Amazon paid out huge for the rights to Hannibal in 2013 in a package deal that also got the then barely-watched streaming service NBCUniversal-produced dramas Covert Affairs, Suits, and Defiance. At the time, Variety reported this was as much about depriving Netflix as it was growing Amazon’s own library. But in selling the show to a streaming service for one good payday, NBCUniversal may have inadvertently hamstrung the show’s chances.
As anyone with a DVR groaning under the weight of back recordings can tell you, television is an embarrassment of riches right now: Archer, Game of Thrones, True Detective, The Daily Show, Amy Schumer, John Oliver, Louie, Silicon Valley, Better Call Saul, Broad City, and, until recently, Mad Men — and the list goes on and on and on. Nobody has time to keep up with it all anymore, and quality by itself isn’t enough to guarantee an audience. The choice of streaming service for a show’s backlog has become a crucial part of helping attract new viewers.
Take Vince Gilligan’s word for it. When the Breaking Bad showrunner won the 2013 Emmy for television drama, he thanked Netflix for helping the show find an audience.
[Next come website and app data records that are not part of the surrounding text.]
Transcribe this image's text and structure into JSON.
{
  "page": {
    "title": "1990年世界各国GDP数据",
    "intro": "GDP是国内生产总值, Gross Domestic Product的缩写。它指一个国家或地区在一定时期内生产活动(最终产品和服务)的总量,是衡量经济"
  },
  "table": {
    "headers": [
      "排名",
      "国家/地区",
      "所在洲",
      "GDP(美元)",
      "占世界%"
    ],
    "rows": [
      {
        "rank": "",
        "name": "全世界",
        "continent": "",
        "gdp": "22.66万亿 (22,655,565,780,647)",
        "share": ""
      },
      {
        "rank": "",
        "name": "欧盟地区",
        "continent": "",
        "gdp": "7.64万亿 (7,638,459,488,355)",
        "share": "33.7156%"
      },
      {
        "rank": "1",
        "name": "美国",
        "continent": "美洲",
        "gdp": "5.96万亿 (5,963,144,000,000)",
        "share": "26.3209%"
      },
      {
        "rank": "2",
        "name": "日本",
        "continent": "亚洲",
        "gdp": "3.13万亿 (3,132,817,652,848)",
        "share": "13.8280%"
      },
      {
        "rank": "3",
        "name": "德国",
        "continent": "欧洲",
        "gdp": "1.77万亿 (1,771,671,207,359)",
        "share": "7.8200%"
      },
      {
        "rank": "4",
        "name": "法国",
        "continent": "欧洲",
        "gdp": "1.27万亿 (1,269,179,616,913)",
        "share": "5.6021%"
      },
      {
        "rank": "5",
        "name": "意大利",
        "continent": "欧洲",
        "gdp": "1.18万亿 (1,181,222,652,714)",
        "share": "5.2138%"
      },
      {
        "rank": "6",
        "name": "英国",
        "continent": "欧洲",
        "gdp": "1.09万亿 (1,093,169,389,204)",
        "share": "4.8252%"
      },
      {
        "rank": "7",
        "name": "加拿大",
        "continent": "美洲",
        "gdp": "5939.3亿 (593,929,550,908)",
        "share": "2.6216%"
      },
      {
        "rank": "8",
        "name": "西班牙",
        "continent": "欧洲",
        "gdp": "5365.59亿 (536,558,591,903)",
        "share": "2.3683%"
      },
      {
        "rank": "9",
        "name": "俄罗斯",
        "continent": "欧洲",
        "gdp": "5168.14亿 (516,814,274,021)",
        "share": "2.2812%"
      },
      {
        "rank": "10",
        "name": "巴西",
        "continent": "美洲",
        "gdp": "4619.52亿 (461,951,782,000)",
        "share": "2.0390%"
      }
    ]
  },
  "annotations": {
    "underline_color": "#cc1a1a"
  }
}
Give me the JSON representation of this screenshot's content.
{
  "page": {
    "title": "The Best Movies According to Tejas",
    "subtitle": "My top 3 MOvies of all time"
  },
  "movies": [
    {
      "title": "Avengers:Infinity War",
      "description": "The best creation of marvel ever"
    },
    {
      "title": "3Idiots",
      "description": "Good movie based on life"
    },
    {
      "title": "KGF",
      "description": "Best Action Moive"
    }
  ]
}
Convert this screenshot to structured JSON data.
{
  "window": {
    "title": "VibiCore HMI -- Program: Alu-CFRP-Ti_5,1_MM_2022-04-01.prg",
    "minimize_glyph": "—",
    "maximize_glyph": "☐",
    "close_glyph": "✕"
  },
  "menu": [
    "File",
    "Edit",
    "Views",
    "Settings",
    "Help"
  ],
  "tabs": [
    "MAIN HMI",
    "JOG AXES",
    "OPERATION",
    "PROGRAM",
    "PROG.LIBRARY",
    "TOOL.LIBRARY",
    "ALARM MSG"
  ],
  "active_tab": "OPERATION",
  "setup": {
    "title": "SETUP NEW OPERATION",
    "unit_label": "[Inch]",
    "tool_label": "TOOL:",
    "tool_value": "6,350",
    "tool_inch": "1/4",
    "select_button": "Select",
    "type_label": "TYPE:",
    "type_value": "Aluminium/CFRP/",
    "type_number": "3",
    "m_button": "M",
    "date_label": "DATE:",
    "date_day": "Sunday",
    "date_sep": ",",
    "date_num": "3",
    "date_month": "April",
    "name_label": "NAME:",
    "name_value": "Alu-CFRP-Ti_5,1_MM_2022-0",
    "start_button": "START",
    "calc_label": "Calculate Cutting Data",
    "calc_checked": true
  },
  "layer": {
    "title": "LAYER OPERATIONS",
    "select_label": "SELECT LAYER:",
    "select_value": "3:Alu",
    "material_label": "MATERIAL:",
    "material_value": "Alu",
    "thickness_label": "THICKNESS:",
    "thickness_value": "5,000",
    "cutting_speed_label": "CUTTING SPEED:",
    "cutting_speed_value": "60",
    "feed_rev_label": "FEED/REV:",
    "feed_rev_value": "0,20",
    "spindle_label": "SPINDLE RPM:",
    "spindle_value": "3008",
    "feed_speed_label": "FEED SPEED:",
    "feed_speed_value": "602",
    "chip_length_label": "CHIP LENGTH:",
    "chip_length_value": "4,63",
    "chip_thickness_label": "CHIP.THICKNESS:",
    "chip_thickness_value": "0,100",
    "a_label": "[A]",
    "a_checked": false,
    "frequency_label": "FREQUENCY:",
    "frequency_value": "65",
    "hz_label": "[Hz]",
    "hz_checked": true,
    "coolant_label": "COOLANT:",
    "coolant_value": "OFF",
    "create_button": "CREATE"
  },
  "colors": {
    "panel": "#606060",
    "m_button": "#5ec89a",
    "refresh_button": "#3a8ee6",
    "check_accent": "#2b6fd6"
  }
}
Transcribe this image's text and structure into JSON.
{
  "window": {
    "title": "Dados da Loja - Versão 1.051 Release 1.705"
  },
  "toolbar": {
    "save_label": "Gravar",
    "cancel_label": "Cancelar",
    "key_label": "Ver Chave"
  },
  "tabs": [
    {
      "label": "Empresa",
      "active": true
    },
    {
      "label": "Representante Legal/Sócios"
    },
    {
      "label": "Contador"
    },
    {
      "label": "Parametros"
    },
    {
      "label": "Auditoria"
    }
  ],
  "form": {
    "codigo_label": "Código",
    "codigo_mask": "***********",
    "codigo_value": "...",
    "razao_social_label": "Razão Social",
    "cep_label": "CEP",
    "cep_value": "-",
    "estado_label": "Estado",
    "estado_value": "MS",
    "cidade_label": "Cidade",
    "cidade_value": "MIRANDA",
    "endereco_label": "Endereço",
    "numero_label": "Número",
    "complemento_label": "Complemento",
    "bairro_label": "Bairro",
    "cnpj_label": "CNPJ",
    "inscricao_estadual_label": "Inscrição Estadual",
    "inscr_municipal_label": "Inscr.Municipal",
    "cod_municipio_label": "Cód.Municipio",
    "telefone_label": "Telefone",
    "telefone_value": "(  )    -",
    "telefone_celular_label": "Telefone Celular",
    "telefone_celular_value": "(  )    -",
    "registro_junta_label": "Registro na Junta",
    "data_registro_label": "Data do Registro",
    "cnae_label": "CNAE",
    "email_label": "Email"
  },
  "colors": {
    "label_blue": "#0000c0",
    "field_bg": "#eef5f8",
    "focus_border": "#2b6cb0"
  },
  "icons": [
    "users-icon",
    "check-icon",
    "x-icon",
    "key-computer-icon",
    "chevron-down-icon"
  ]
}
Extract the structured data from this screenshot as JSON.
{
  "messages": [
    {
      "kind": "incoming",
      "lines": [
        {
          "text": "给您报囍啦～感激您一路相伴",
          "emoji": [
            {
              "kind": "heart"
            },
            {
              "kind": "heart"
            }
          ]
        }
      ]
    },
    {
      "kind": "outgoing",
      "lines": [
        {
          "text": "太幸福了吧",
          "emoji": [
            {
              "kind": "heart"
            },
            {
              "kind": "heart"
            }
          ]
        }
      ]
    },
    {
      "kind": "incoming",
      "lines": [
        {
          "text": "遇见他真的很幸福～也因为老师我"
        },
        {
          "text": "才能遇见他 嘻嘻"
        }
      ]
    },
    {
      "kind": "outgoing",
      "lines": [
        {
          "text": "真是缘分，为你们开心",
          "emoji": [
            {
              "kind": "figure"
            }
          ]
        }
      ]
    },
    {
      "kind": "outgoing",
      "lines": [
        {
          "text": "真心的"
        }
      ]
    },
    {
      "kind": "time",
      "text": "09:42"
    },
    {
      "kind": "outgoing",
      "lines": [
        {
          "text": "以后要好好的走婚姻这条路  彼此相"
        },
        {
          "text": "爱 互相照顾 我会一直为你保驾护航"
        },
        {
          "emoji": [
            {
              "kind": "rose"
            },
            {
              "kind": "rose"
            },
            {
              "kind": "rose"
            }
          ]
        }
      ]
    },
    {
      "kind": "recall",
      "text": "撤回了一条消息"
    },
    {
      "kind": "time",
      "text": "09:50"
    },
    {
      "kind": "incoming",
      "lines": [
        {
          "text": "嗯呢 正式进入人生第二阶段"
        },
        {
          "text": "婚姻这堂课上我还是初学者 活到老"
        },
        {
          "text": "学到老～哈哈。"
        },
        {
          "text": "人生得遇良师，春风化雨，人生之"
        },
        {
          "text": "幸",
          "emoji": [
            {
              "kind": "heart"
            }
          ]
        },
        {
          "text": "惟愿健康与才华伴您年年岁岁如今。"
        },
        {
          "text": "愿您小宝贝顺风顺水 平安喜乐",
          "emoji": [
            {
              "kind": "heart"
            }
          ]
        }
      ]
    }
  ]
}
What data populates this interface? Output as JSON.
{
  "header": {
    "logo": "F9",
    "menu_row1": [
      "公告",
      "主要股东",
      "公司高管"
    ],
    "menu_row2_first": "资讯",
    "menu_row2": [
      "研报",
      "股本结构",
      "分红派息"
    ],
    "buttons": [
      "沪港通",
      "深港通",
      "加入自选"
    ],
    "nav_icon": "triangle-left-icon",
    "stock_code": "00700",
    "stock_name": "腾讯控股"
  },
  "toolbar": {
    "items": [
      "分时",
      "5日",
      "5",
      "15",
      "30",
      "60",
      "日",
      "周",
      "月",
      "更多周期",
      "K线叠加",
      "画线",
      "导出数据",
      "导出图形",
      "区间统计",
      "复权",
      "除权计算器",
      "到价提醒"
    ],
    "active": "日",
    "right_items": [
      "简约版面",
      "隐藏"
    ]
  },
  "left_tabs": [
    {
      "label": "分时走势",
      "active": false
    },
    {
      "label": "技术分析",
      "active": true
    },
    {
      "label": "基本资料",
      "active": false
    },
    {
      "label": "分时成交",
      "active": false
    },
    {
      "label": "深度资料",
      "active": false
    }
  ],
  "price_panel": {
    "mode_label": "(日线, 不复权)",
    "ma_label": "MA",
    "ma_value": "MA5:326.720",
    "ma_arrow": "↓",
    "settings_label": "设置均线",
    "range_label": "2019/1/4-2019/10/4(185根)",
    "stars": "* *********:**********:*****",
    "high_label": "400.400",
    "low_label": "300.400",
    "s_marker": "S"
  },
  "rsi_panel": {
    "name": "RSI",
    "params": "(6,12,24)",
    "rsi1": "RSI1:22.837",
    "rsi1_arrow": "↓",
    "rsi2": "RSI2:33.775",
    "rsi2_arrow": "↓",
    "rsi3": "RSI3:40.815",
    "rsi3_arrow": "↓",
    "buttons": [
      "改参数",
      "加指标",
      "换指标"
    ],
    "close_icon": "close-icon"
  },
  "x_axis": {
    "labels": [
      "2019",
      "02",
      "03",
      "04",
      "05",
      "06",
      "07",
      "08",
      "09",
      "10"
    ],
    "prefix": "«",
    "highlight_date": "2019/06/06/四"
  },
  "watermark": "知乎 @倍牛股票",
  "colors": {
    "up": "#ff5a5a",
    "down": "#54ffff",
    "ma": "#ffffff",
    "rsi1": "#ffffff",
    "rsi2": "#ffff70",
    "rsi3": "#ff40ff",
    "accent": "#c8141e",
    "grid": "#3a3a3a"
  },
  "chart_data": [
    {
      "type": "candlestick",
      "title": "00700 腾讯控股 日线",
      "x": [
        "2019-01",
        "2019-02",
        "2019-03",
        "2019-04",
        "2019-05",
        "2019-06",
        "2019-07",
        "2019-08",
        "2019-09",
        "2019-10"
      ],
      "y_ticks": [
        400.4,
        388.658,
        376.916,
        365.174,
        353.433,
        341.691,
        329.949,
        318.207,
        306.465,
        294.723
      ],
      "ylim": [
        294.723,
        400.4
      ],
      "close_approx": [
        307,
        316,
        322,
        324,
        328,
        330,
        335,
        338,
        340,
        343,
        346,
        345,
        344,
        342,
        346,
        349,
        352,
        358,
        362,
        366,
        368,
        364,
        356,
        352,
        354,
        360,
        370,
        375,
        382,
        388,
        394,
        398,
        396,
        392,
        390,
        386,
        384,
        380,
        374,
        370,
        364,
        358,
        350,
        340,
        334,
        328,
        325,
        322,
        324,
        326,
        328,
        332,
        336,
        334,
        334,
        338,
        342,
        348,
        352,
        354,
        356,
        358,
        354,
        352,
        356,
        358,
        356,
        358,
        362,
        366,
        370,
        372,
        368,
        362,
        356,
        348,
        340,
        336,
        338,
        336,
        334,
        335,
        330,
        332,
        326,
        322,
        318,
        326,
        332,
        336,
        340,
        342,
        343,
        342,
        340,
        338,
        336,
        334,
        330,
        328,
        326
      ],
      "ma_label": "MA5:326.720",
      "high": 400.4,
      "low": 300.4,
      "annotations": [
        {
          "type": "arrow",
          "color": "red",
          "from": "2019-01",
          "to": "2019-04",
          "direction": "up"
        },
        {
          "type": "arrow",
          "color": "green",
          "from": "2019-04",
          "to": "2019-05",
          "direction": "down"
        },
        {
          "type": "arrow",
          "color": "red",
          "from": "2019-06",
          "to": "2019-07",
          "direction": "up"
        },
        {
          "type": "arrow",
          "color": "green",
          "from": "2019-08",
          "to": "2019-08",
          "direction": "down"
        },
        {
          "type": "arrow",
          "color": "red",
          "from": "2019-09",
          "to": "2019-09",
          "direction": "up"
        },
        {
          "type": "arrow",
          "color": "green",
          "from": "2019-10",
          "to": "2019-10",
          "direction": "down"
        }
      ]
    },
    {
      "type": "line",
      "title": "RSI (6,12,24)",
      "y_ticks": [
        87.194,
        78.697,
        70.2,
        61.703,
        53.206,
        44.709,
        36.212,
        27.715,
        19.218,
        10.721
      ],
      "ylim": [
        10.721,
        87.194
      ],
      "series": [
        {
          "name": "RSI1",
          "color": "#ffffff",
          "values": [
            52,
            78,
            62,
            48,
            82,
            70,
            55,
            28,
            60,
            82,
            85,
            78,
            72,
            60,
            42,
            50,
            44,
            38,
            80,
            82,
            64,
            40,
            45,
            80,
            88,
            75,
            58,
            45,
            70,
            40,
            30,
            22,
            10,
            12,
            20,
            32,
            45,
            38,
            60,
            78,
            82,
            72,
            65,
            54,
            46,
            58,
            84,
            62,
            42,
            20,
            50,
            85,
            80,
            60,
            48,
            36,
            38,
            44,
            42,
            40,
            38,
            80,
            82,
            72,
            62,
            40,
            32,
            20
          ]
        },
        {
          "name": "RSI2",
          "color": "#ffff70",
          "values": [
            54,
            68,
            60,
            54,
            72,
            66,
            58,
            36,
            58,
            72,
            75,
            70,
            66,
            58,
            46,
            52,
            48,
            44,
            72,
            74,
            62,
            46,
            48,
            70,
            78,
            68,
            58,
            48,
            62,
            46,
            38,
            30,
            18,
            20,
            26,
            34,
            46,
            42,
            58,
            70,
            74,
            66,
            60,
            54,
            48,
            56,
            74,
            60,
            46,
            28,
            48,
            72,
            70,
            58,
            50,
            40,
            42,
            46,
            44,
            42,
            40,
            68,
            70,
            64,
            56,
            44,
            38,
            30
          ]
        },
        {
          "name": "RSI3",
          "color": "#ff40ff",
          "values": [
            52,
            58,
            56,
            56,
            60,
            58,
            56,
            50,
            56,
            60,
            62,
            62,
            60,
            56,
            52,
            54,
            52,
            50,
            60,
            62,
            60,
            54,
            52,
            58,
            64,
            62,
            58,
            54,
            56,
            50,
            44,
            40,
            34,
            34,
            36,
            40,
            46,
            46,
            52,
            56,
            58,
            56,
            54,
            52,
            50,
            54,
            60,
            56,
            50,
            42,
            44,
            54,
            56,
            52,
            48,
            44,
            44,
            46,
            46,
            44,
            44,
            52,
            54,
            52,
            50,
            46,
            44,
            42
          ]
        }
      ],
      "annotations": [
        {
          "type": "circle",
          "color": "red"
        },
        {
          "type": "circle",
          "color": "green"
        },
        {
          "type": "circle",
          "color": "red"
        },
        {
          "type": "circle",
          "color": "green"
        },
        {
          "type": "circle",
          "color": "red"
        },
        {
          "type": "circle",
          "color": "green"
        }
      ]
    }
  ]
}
“I think Netflix kept us on the air. Not only are we standing up here (with the Emmy), I don’t think our show would have even lasted beyond season two,” Gilligan said. “It’s a new era in television, and we’ve been very fortunate to reap the benefits.”
Like Breaking Bad, Hannibal is a dark drama with a heavily serialized storyline that can be intimidating to viewers who came in late. Unlike Breaking Bad, Hannibal was consigned to a streaming service almost no one uses, at least when compared to Netflix’s numbers.
That includes Amazon’s own customers. A survey of Amazon Prime by RBG Capital Markers found that a third of subscribers don’t even watch streaming videos with their accounts. Apparently, not even the full run of The Shield is enough to get them to flip on the service.
Now that the show is cancelled, Amazon’s straghtjacket on the rights for the three seasons that have aired is one more hurdle keeping another service from producing new episodes, and Amazon itself doesn’t seem interested.
Maybe a switch to Netflix wouldn’t have saved Hannibal. Airing on the peacock network was always going to set the benchmark for ratings higher than a basic cable show like Breaking Bad. But what I guarantee it would have done is exposed it to a wider audience of viewers willing to at least try the pilot, and who aren’t willing to pay $100 up front for a streaming service. Let that be a lesson to producers for the next low-rated critical darling.